**PROBLEM DETAILS**
Scan the records for the word "icon". Report each line where it occurs.

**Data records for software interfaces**

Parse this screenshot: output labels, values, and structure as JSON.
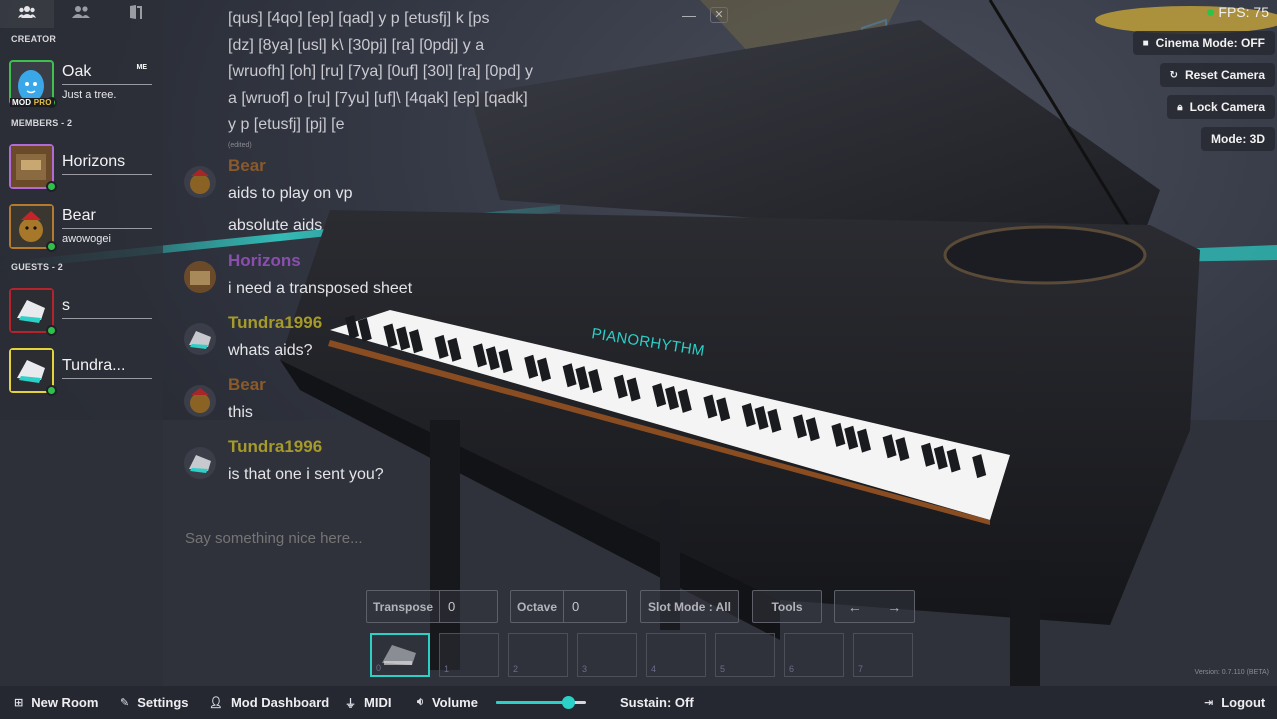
{
  "sidebar": {
    "tabs": [
      {
        "name": "users-tab",
        "icon": "users-icon",
        "active": true
      },
      {
        "name": "friends-tab",
        "icon": "friends-icon",
        "active": false
      },
      {
        "name": "rooms-tab",
        "icon": "door-icon",
        "active": false
      }
    ],
    "creator_header": "CREATOR",
    "creator": {
      "name": "Oak",
      "status": "Just a tree.",
      "me_badge": "ME",
      "mod_badge": "MOD",
      "pro_badge": "PRO",
      "border_color": "#3fbf4c"
    },
    "members_header": "MEMBERS - 2",
    "members": [
      {
        "name": "Horizons",
        "status": "",
        "border_color": "#b26ad6"
      },
      {
        "name": "Bear",
        "status": "awowogei",
        "border_color": "#b47a2e"
      }
    ],
    "guests_header": "GUESTS - 2",
    "guests": [
      {
        "name": "s",
        "status": "",
        "border_color": "#b5242a"
      },
      {
        "name": "Tundra...",
        "status": "",
        "border_color": "#e2d43a"
      }
    ]
  },
  "chat": {
    "history_lines": [
      "[qus] [4qo] [ep] [qad] y p [etusfj] k [ps",
      "[dz] [8ya] [usl] k\\ [30pj] [ra] [0pdj] y a",
      "[wruofh] [oh] [ru] [7ya] [0uf] [30l] [ra] [0pd] y",
      "a [wruof] o [ru] [7yu] [uf]\\ [4qak] [ep] [qadk]",
      "y p [etusfj] [pj] [e"
    ],
    "edited_label": "(edited)",
    "messages": [
      {
        "user": "Bear",
        "color": "#8a5a2a",
        "lines": [
          "aids to play on vp",
          "absolute aids"
        ]
      },
      {
        "user": "Horizons",
        "color": "#8a4fae",
        "lines": [
          "i need a transposed sheet"
        ]
      },
      {
        "user": "Tundra1996",
        "color": "#a59a2a",
        "lines": [
          "whats aids?"
        ]
      },
      {
        "user": "Bear",
        "color": "#8a5a2a",
        "lines": [
          "this"
        ]
      },
      {
        "user": "Tundra1996",
        "color": "#a59a2a",
        "lines": [
          "is that one i sent you?"
        ]
      }
    ],
    "input_placeholder": "Say something nice here...",
    "minimize_icon": "minimize-icon",
    "close_icon": "close-icon"
  },
  "hud": {
    "fps_label": "FPS: 75",
    "cinema_mode": "Cinema Mode: OFF",
    "reset_camera": "Reset Camera",
    "lock_camera": "Lock Camera",
    "mode": "Mode: 3D"
  },
  "piano": {
    "brand": "PIANORHYTHM",
    "transpose_label": "Transpose",
    "transpose_value": "0",
    "octave_label": "Octave",
    "octave_value": "0",
    "slot_mode": "Slot Mode : All",
    "tools": "Tools",
    "prev_icon": "arrow-left-icon",
    "next_icon": "arrow-right-icon",
    "slots": [
      "0",
      "1",
      "2",
      "3",
      "4",
      "5",
      "6",
      "7"
    ],
    "active_slot": 0
  },
  "bottom_bar": {
    "new_room": "New Room",
    "settings": "Settings",
    "mod_dashboard": "Mod Dashboard",
    "midi": "MIDI",
    "volume": "Volume",
    "volume_level": 0.8,
    "sustain": "Sustain: Off",
    "logout": "Logout"
  },
  "version": "Version: 0.7.110 (BETA)",
  "colors": {
    "accent": "#2bd0c7",
    "online": "#2fc24a"
  }
}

**EXERCISE SOLUTION**
        "icon": "users-icon",
        "icon": "friends-icon",
        "icon": "door-icon",
    "minimize_icon": "minimize-icon",
    "close_icon": "close-icon"
    "prev_icon": "arrow-left-icon",
    "next_icon": "arrow-right-icon",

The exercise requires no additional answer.